I can’t believe I made a mistake…rather, I can’t believe I made this mistake: In my post last week about the stages of a writer, I totally forgot the last one, so please imagine that you also read this last week:
--Art: the perfect marriage of creative ambition and skill; the moment of supreme and beautiful confidence in which the words on the page match the vision in the brain; the magic. Think: virtually unachievable, but for some writers, the only thing worth striving for.
All I can say in my defense is that this mental lapse shows me that clearly I’m waaaay too mired in the worries of Stage 3: Career.
D.C. is a soulless company town with the only company being Government. Not so! There’s a vibrant and unique literary community here if you know where to look , and the first place you should look is this excellent “Guide to Literary DC” that novelist Carolyn Parkhurst wrote for the Poets & Writers website:
“I never expected to end up in Washington, D.C. My feelings about politics and government are a lot like my feelings about photosynthesis or the circulatory system: I acknowledge their importance without wanting to spend any real time dwelling on them. When I moved here as a recent college graduate in 1992, it was because my boyfriend was attending grad school in College Park, and because I figured that as a writer (a title that was more hopeful than descriptive at that point), I could live anywhere. But the city worked its charm on me in the usual ways—an unexpected glimpse of the Washington Monument in the middle of a humdrum day, a rain of petals in my hair after a springtime walk—and somehow, all these years later, it’s the only place that feels like home.
“For me, the city is full of the kind of literary landmarks that no one else really cares about, the personal ones, my own life becoming a transparency laid over the larger map: the group house on R Street, through whose mail slot slipped hundreds of manila SASEs holding rejection letters from publications big and small. The food court in the Old Post Office Pavilion, where I ate lunch nearly every day the summer I interned at the National Endowment for the Arts. The strange little wedge-shaped Starbucks that seems to inhabit a traffic island in nearby Rosslyn, Virginia, where I wrote the last pages of all three of my novels. The bench at the National Zoo where I went to write a few times during a summer when I was on the run from the temptations of Wi-Fi. The house in Glover Park where I learned, on an ordinary day at home with my five-month-old son, that I’d sold my first novel. The Thai restaurant we ordered a celebratory dinner from that night. The nearby Whole Foods that was offering a special on irises, prompting my husband—the same guy I moved here to be with—to bring home eleven separate bouquets of them.

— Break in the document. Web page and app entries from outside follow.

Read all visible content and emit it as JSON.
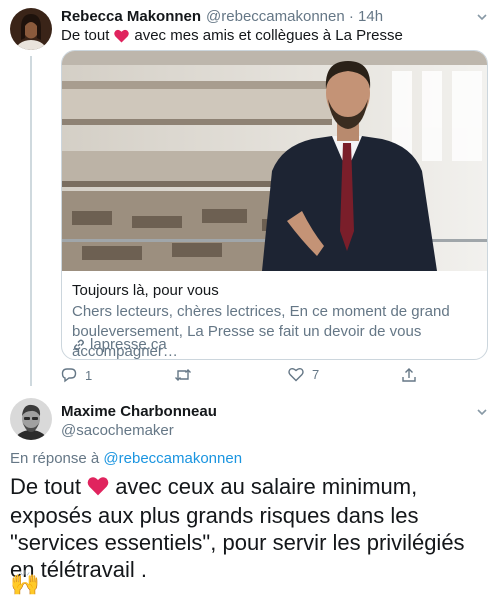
{
  "tweet1": {
    "name": "Rebecca Makonnen",
    "handle": "@rebeccamakonnen · 14h",
    "text_before": "De tout",
    "text_after": "avec mes amis et collègues à La Presse",
    "card": {
      "title": "Toujours là, pour vous",
      "description": "Chers lecteurs, chères lectrices, En ce moment de grand bouleversement, La Presse se fait un devoir de vous accompagner…",
      "link": "lapresse.ca"
    },
    "actions": {
      "reply_count": "1",
      "retweet_count": "",
      "like_count": "7"
    }
  },
  "tweet2": {
    "name": "Maxime Charbonneau",
    "handle": "@sacochemaker",
    "reply_prefix": "En réponse à",
    "reply_handle": "@rebeccamakonnen",
    "text_before": "De tout",
    "text_after": "avec ceux au salaire minimum, exposés aux plus grands risques dans les \"services essentiels\", pour servir les privilégiés en télétravail .",
    "emoji": "🙌"
  },
  "colors": {
    "heart": "#e0245e",
    "link": "#1b95e0",
    "muted": "#657786"
  },
  "icons": [
    "chevron-down-icon",
    "heart-icon",
    "link-icon",
    "reply-icon",
    "retweet-icon",
    "like-icon",
    "share-icon"
  ]
}
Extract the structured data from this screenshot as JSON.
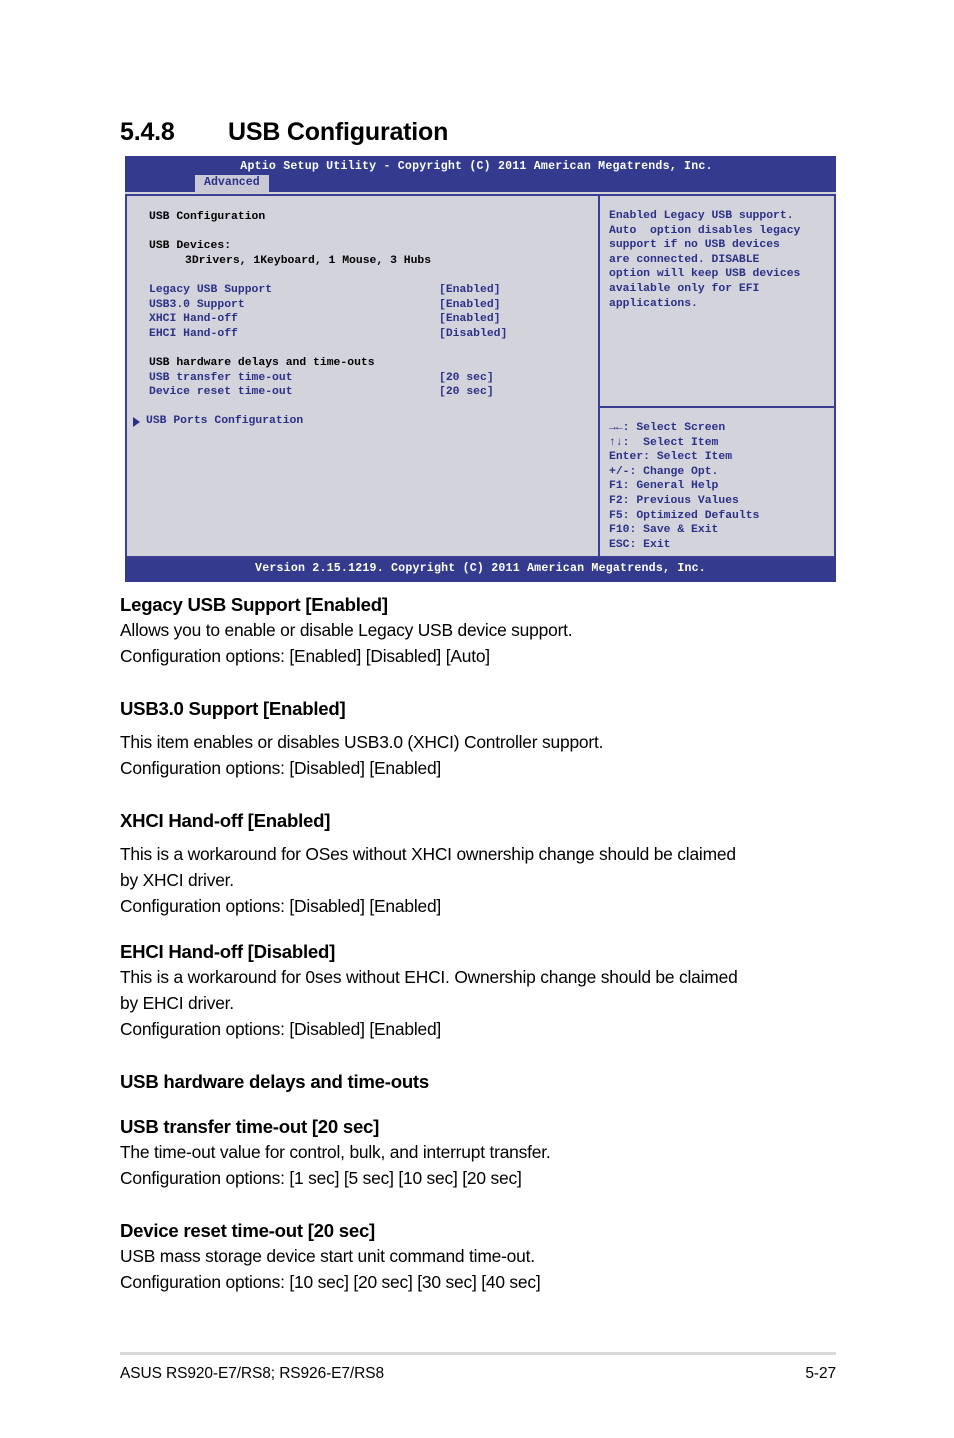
{
  "section": {
    "number": "5.4.8",
    "title": "USB Configuration"
  },
  "bios": {
    "titlebar": "Aptio Setup Utility - Copyright (C) 2011 American Megatrends, Inc.",
    "active_tab": "Advanced",
    "screen_title": "USB Configuration",
    "devices_label": "USB Devices:",
    "devices_value": "3Drivers, 1Keyboard, 1 Mouse, 3 Hubs",
    "settings": [
      {
        "label": "Legacy USB Support",
        "value": "[Enabled]"
      },
      {
        "label": "USB3.0 Support",
        "value": "[Enabled]"
      },
      {
        "label": "XHCI Hand-off",
        "value": "[Enabled]"
      },
      {
        "label": "EHCI Hand-off",
        "value": "[Disabled]"
      }
    ],
    "group_heading": "USB hardware delays and time-outs",
    "timeouts": [
      {
        "label": "USB transfer time-out",
        "value": "[20 sec]"
      },
      {
        "label": "Device reset time-out",
        "value": "[20 sec]"
      }
    ],
    "submenu": "USB Ports Configuration",
    "help_lines": [
      "Enabled Legacy USB support.",
      "Auto  option disables legacy",
      "support if no USB devices",
      "are connected. DISABLE",
      "option will keep USB devices",
      "available only for EFI",
      "applications."
    ],
    "nav_lines": [
      "→←: Select Screen",
      "↑↓:  Select Item",
      "Enter: Select Item",
      "+/-: Change Opt.",
      "F1: General Help",
      "F2: Previous Values",
      "F5: Optimized Defaults",
      "F10: Save & Exit",
      "ESC: Exit"
    ],
    "footer": "Version 2.15.1219. Copyright (C) 2011 American Megatrends, Inc.",
    "colors": {
      "bar": "#343b8e",
      "panel": "#d3d3dc",
      "text": "#2b3188",
      "border": "#3b3f93",
      "tab_bg": "#c9c9d6"
    }
  },
  "prose": {
    "items": [
      {
        "heading": "Legacy USB Support [Enabled]",
        "lines": [
          "Allows you to enable or disable Legacy USB device support.",
          "Configuration options: [Enabled] [Disabled] [Auto]"
        ]
      },
      {
        "heading": "USB3.0 Support [Enabled]",
        "lines": [
          "This item enables or disables USB3.0 (XHCI) Controller support.",
          "Configuration options: [Disabled] [Enabled]"
        ]
      },
      {
        "heading": "XHCI Hand-off [Enabled]",
        "lines": [
          "This is a workaround for OSes without XHCI ownership change should be claimed",
          "by XHCI driver.",
          "Configuration options: [Disabled] [Enabled]"
        ]
      },
      {
        "heading": "EHCI Hand-off [Disabled]",
        "lines": [
          "This is a workaround for 0ses without EHCI. Ownership change should be claimed",
          "by EHCI driver.",
          "Configuration options: [Disabled] [Enabled]"
        ]
      },
      {
        "heading": "USB hardware delays and time-outs",
        "lines": []
      },
      {
        "heading": "USB transfer time-out [20 sec]",
        "lines": [
          "The time-out value for control, bulk, and interrupt transfer.",
          "Configuration options: [1 sec] [5 sec] [10 sec] [20 sec]"
        ]
      },
      {
        "heading": "Device reset time-out [20 sec]",
        "lines": [
          "USB mass storage device start unit command time-out.",
          "Configuration options: [10 sec] [20 sec] [30 sec] [40 sec]"
        ]
      }
    ]
  },
  "footer": {
    "left": "ASUS RS920-E7/RS8; RS926-E7/RS8",
    "page": "5-27"
  }
}
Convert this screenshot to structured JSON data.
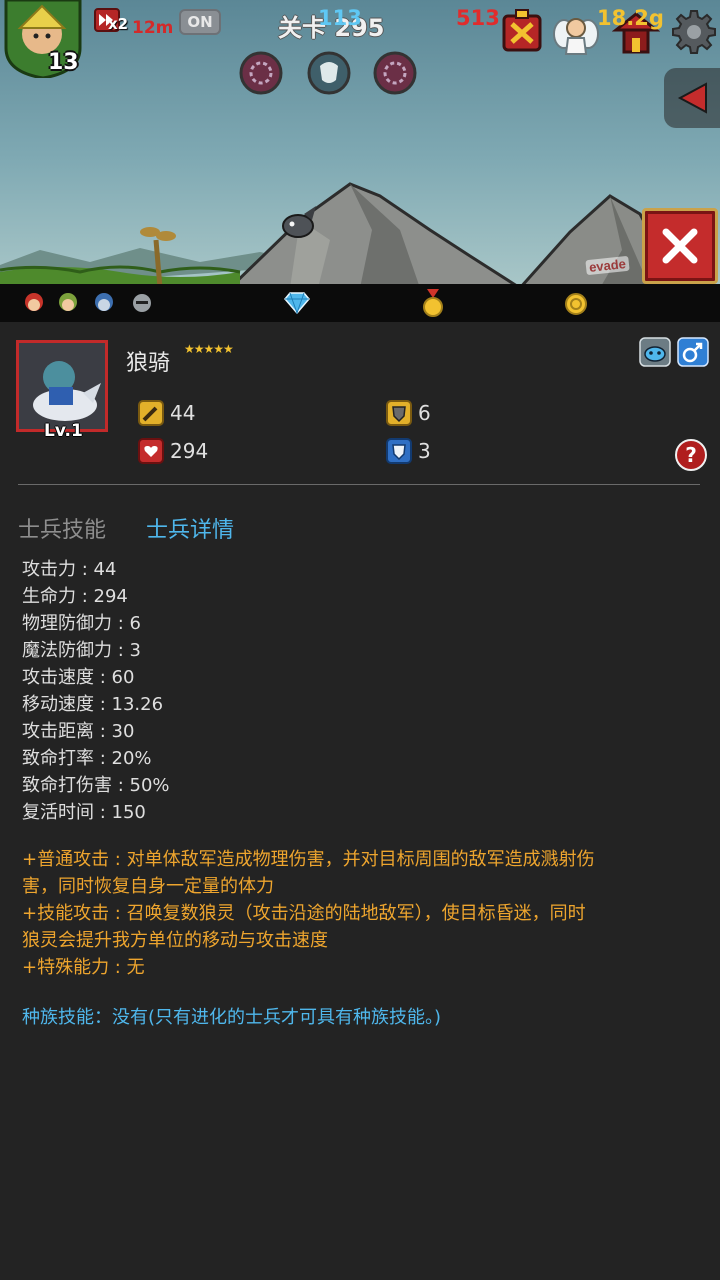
{
  "hud": {
    "player_level": "13",
    "speed_multiplier": "x2",
    "time": "12m",
    "auto_toggle": "ON",
    "stage_title": "关卡 295",
    "scene_sign": "evade"
  },
  "resources": {
    "gems": "113",
    "medals": "513",
    "gold": "18.2g"
  },
  "unit": {
    "name": "狼骑",
    "stars": "★★★★★",
    "level": "Lv.1",
    "attack": "44",
    "hp": "294",
    "physical_defense": "6",
    "magic_defense": "3"
  },
  "tabs": {
    "skills": "士兵技能",
    "details": "士兵详情"
  },
  "attributes": [
    "攻击力 : 44",
    "生命力 : 294",
    "物理防御力 : 6",
    "魔法防御力 : 3",
    "攻击速度 : 60",
    "移动速度 : 13.26",
    "攻击距离 : 30",
    "致命打率 : 20%",
    "致命打伤害 : 50%",
    "复活时间 : 150"
  ],
  "descriptions": {
    "normal_attack_1": "+普通攻击 : 对单体敌军造成物理伤害，并对目标周围的敌军造成溅射伤",
    "normal_attack_2": "害，同时恢复自身一定量的体力",
    "skill_attack_1": "+技能攻击 : 召唤复数狼灵（攻击沿途的陆地敌军），使目标昏迷，同时",
    "skill_attack_2": "狼灵会提升我方单位的移动与攻击速度",
    "special": "+特殊能力 : 无"
  },
  "race_skill": "种族技能：没有(只有进化的士兵才可具有种族技能。)",
  "colors": {
    "accent_blue": "#4fb7ec",
    "description_orange": "#eea52e",
    "medal_red": "#e02c2c",
    "gold_yellow": "#f2c230"
  }
}
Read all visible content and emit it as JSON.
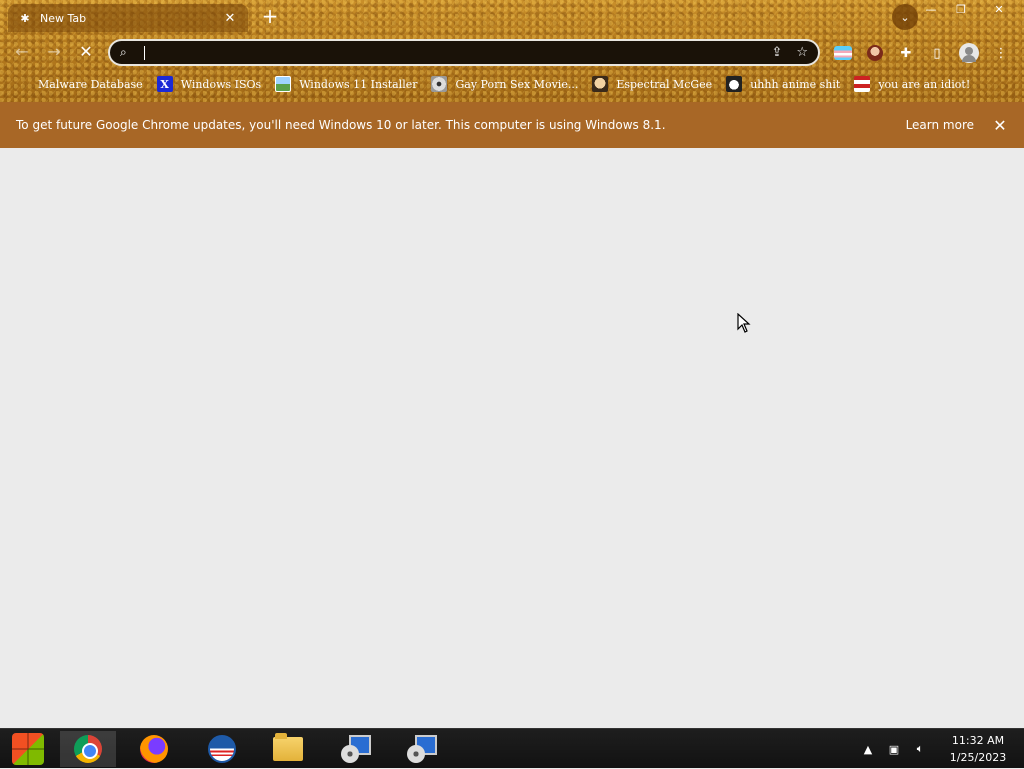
{
  "tab": {
    "title": "New Tab",
    "favicon": "loading-spinner-icon"
  },
  "window_controls": [
    "minimize",
    "restore",
    "close"
  ],
  "toolbar": {
    "back": "back-arrow-icon",
    "forward": "forward-arrow-icon",
    "stop": "stop-icon",
    "omnibox_value": ""
  },
  "bookmarks": [
    {
      "label": "Malware Database",
      "icon": "malware-icon"
    },
    {
      "label": "Windows ISOs",
      "icon": "x-icon"
    },
    {
      "label": "Windows 11 Installer",
      "icon": "image-icon"
    },
    {
      "label": "Gay Porn Sex Movie...",
      "icon": "disc-icon"
    },
    {
      "label": "Espectral McGee",
      "icon": "face-icon"
    },
    {
      "label": "uhhh anime shit",
      "icon": "anime-icon"
    },
    {
      "label": "you are an idiot!",
      "icon": "flag-icon"
    }
  ],
  "infobar": {
    "message": "To get future Google Chrome updates, you'll need Windows 10 or later. This computer is using Windows 8.1.",
    "learn_more": "Learn more"
  },
  "taskbar": {
    "apps": [
      "start",
      "chrome",
      "firefox",
      "obama",
      "file-explorer",
      "setup",
      "setup"
    ],
    "clock_time": "11:32 AM",
    "clock_date": "1/25/2023"
  },
  "colors": {
    "frame": "#b77d1f",
    "infobar": "#a86726",
    "page": "#ebebeb",
    "taskbar": "#161616"
  }
}
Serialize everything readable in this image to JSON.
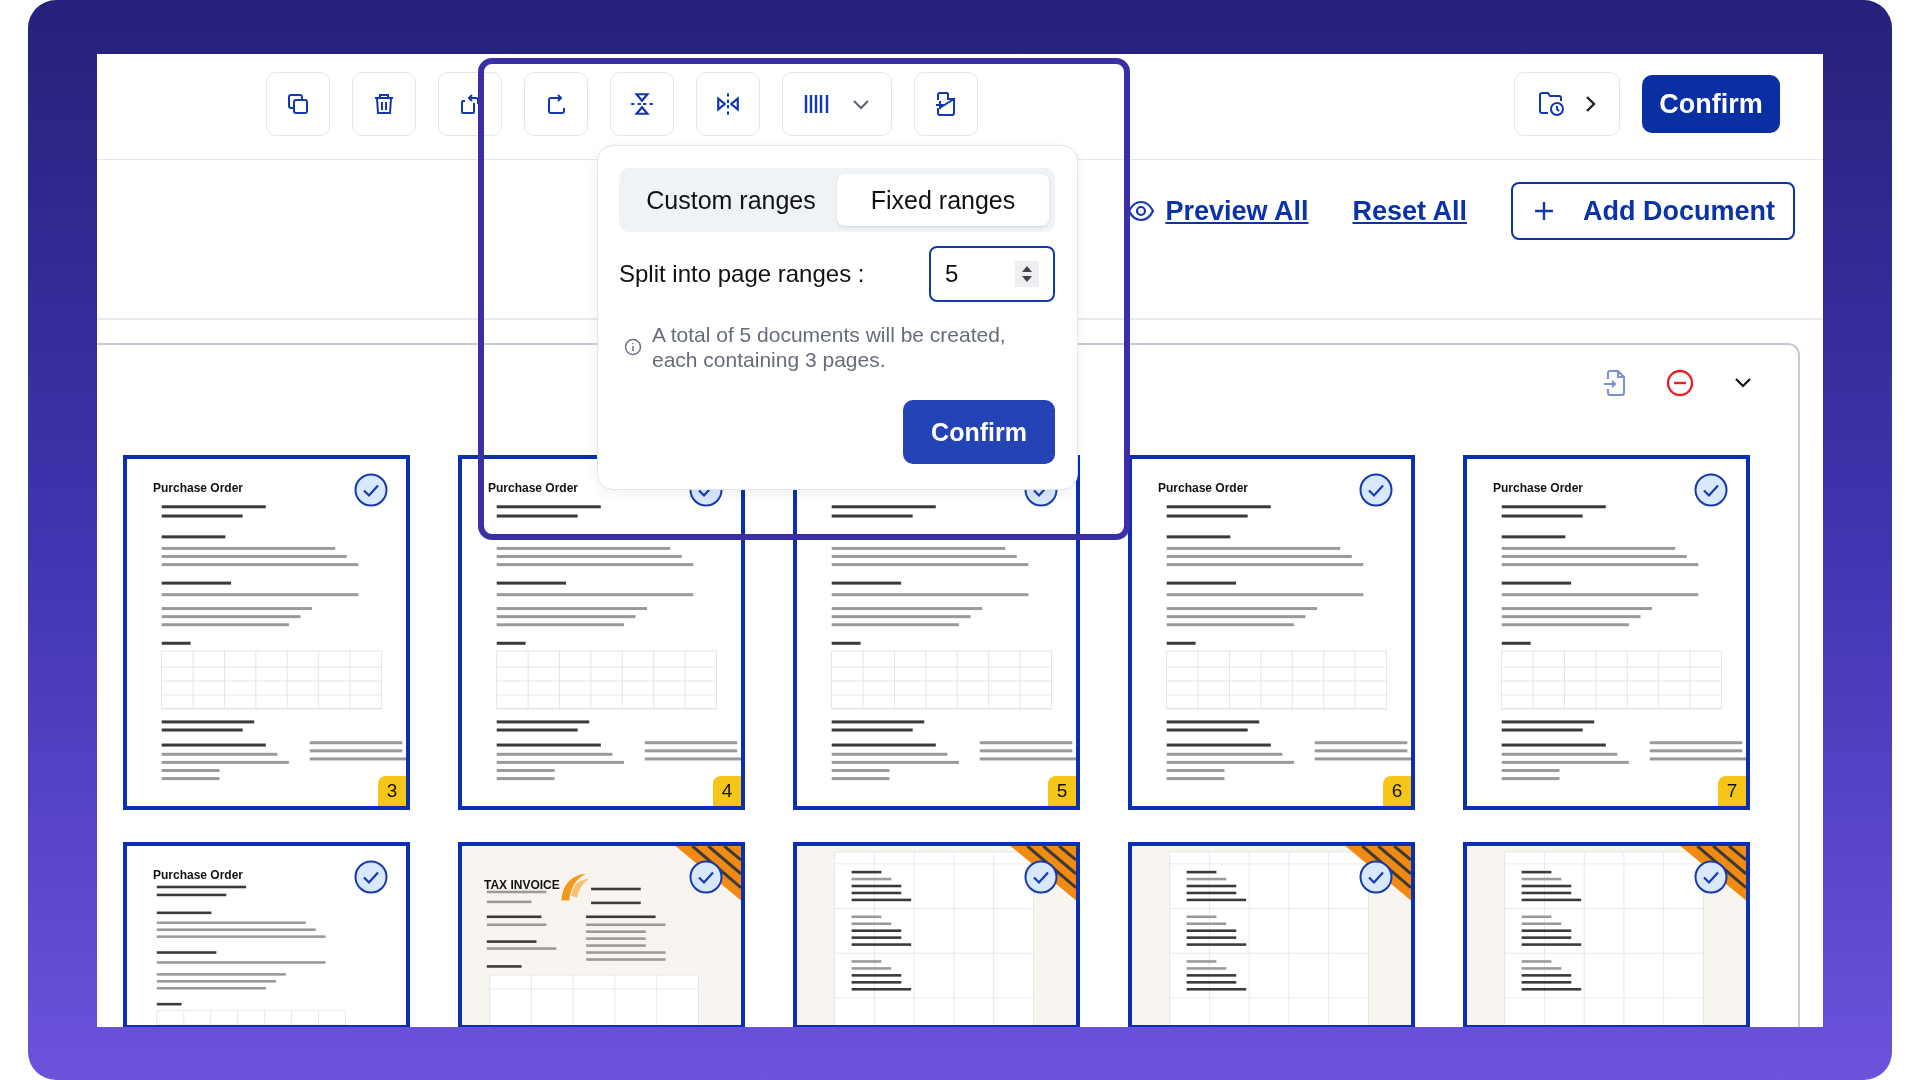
{
  "header": {
    "confirm_button": "Confirm"
  },
  "actions": {
    "preview_link": "Preview All",
    "reset_link": "Reset All",
    "add_button": "Add Document"
  },
  "split_popover": {
    "tabs": [
      {
        "label": "Custom ranges",
        "selected": false
      },
      {
        "label": "Fixed ranges",
        "selected": true
      }
    ],
    "range_label": "Split into page ranges :",
    "range_value": "5",
    "info": "A total of 5 documents will be created, each containing 3 pages.",
    "confirm_button": "Confirm"
  },
  "pages": [
    {
      "kind": "purchase_order",
      "title": "Purchase Order",
      "number": "3",
      "checked": true
    },
    {
      "kind": "purchase_order",
      "title": "Purchase Order",
      "number": "4",
      "checked": true
    },
    {
      "kind": "purchase_order",
      "number": "5",
      "checked": true
    },
    {
      "kind": "purchase_order",
      "title": "Purchase Order",
      "number": "6",
      "checked": true
    },
    {
      "kind": "purchase_order",
      "title": "Purchase Order",
      "number": "7",
      "checked": true
    },
    {
      "kind": "purchase_order",
      "title": "Purchase Order",
      "checked": true
    },
    {
      "kind": "invoice",
      "title": "TAX INVOICE",
      "checked": true
    },
    {
      "kind": "table",
      "checked": true
    },
    {
      "kind": "table",
      "checked": true
    },
    {
      "kind": "table",
      "checked": true
    }
  ]
}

“But if I can manage to drag myself out of my own story for a moment, I can identify some of the other important places as well, the ones that have relevance to a larger group of writers and readers. It’s a beautiful, vibrant, creative city, whether or not you’re interested in learning more about the circulatory system.”
Read the rest here: http://www.pw.org/content/washingtondc